Highland Park shooting suspect Robert 'Bobby' Crimo III
Highland Park shooting suspect Robert 'Bobby' Crimo III REUTERS

The suspected shooter from the deadly mass shooting in northern Illinois this week managed to purchase a total of five firearms, despite having a history of apparent mental illness and making violent threats, raising questions regarding the effectiveness of the state’s so-called “red flag” law.

Local officials revealed Tuesday that the suspect arrested in connection with the July Fourth massacre, which left seven dead in the Chicago suburb of Highland Park, had passed four mandatory background checks for purchases of five guns – including the weapon used in Monday’s deadly shooting rampage.

All four background checks were conducted after multiple incidents which raised questions regarding the suspect’s mental health.

The suspected gunman, 21-year-old rapper Robert “Bobby” Eugene Crimo III, purchased the five guns in four separate instances in 2020 and 2021.

A year before his first gun purchase, however, in April 2019, Crimo attempted to commit suicide, prompting an emergency call to 911.

In September of that year, police were called after Crimo threated to “kill everyone” in his family, Sergeant Chris Covelli of the Lake County Sheriff's Office revealed Tuesday.

Following the death threat, local police confiscated 16 knives, a sword, and a dagger owned by Crimo. After his father told police the weapons were his – despite being stored in his son’s room – authorities returned the knife collection.

"There were no complaints that were signed by any of the victims," Covelli said, and Crimo was not taken into custody in connection with the threat. Crimo’s only criminal offense listed in his record was unlawful possession of tobacco, filed when he was a minor in 2016.

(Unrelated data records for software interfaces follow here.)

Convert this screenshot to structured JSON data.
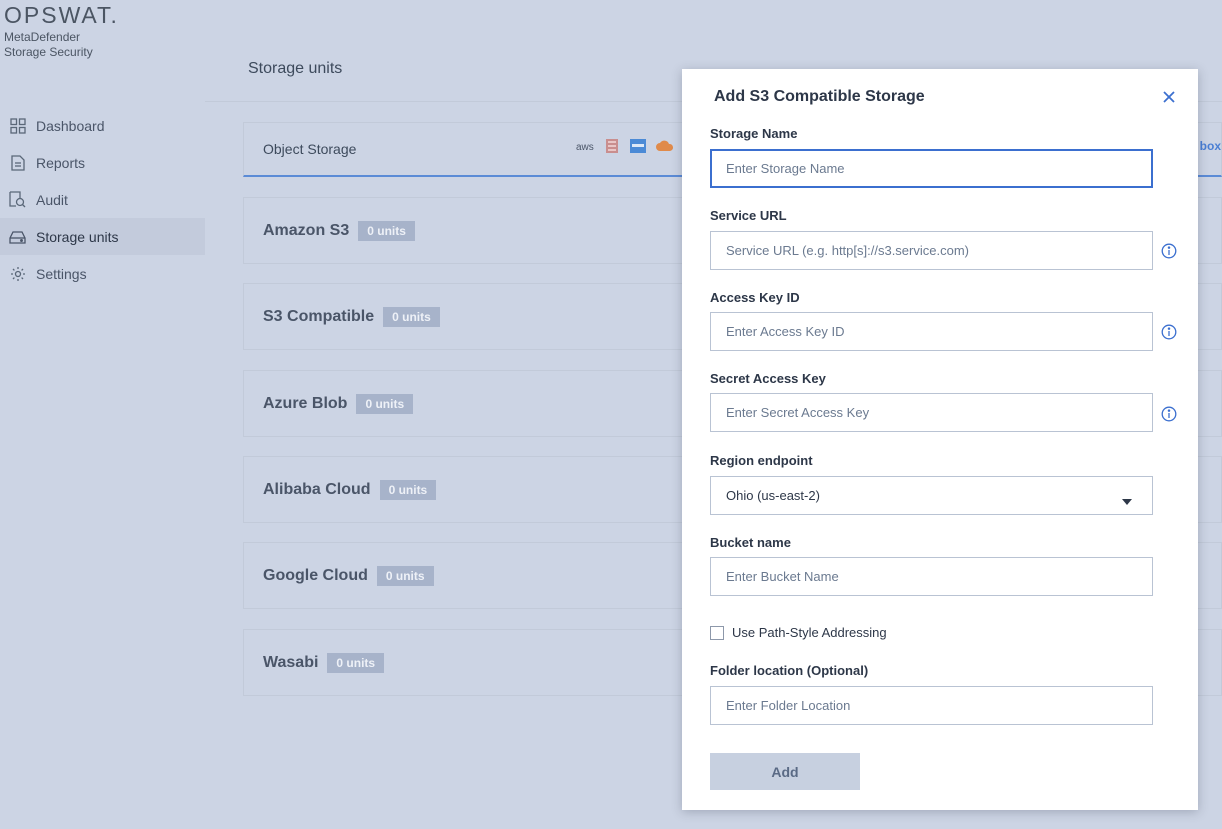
{
  "brand": {
    "logo": "OPSWAT.",
    "product_line1": "MetaDefender",
    "product_line2": "Storage Security"
  },
  "sidebar": {
    "items": [
      {
        "label": "Dashboard",
        "icon": "grid-icon"
      },
      {
        "label": "Reports",
        "icon": "document-icon"
      },
      {
        "label": "Audit",
        "icon": "audit-icon"
      },
      {
        "label": "Storage units",
        "icon": "storage-icon",
        "active": true
      },
      {
        "label": "Settings",
        "icon": "gear-icon"
      }
    ]
  },
  "main": {
    "title": "Storage units",
    "tab_label": "Object Storage",
    "provider_icons": [
      "aws-icon",
      "storage-provider-icon",
      "azure-icon",
      "cloud-icon",
      "box-icon"
    ],
    "aws_text": "aws",
    "box_text": "box",
    "cards": [
      {
        "name": "Amazon S3",
        "badge": "0 units"
      },
      {
        "name": "S3 Compatible",
        "badge": "0 units"
      },
      {
        "name": "Azure Blob",
        "badge": "0 units"
      },
      {
        "name": "Alibaba Cloud",
        "badge": "0 units"
      },
      {
        "name": "Google Cloud",
        "badge": "0 units"
      },
      {
        "name": "Wasabi",
        "badge": "0 units"
      }
    ]
  },
  "modal": {
    "title": "Add S3 Compatible Storage",
    "storage_name": {
      "label": "Storage Name",
      "placeholder": "Enter Storage Name",
      "value": ""
    },
    "service_url": {
      "label": "Service URL",
      "placeholder": "Service URL (e.g. http[s]://s3.service.com)",
      "value": ""
    },
    "access_key": {
      "label": "Access Key ID",
      "placeholder": "Enter Access Key ID",
      "value": ""
    },
    "secret_key": {
      "label": "Secret Access Key",
      "placeholder": "Enter Secret Access Key",
      "value": ""
    },
    "region": {
      "label": "Region endpoint",
      "value": "Ohio (us-east-2)"
    },
    "bucket": {
      "label": "Bucket name",
      "placeholder": "Enter Bucket Name",
      "value": ""
    },
    "path_style": {
      "label": "Use Path-Style Addressing",
      "checked": false
    },
    "folder": {
      "label": "Folder location (Optional)",
      "placeholder": "Enter Folder Location",
      "value": ""
    },
    "add_button": "Add"
  },
  "colors": {
    "background": "#ccd4e4",
    "accent": "#3b6fcf",
    "badge": "#a7b3ca"
  }
}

However, Highland Park police did tell Illinois State Police after the September 2019 incident that they believed Crimo posed a “clear and present danger”, state police acknowledged Tuesday.

Despite Illinois having a “red flag” law – aimed at barring weapons purchases by individuals with histories of violence or mental illness – on the books since January 2019, state police claimed that since Crimo had not been issued a gun owner’s identification card at the time of the two incidents, the matter was dropped.

State police added that without formal criminal complaints or warnings regarding his mental health filed by those who knew Crimo directly or by healthcare providers, the agency was unable to “take additional action”.

In 2020, Crimo applied for a gun owner’s identification card, with his father’s backing, and passed the first of four background checks he would undergo during his weapon purchases.

While local police had notified state authorities that Crimo constituted a “clear and present danger,” the state’s red flag law was not used to bar Crimo either from obtaining a gun owner’s ID, or from passing any of the four background checks.

Authorities have yet to disclose the specific type of rifle used by Crimo during Monday’s attack, saying only it was a “similar to an AR-15”, and that Crimo had a second rifle in his car.

Crimo shot more than 70 rounds at the July Fourth Parade in his hometown of Highland Park, killing five people and wounded dozens. Two more victims wounded in the attack later succumbed to their wounds, raising the death toll to seven.

Prosecutors charged Crimo with seven counts of first degree murder Tuesday.

Should Crimo be convicted, he faces a mandatory life sentence.

A day after the deadly shooting, Bennett Brizes, who claimed to have been a friend of and former collaborator with Crimo in his music career, took to Twitter denying that the alleged gunman was driven by either far-right or far-left ideology, but was instead affected by years of drug abuse.

"He’s not antifa, he’s not some maga overlord," Brizes wrote. "He was an isolated stoner who completely lost touch with reality."

"He was never a white nationalist. And he was never a leftist."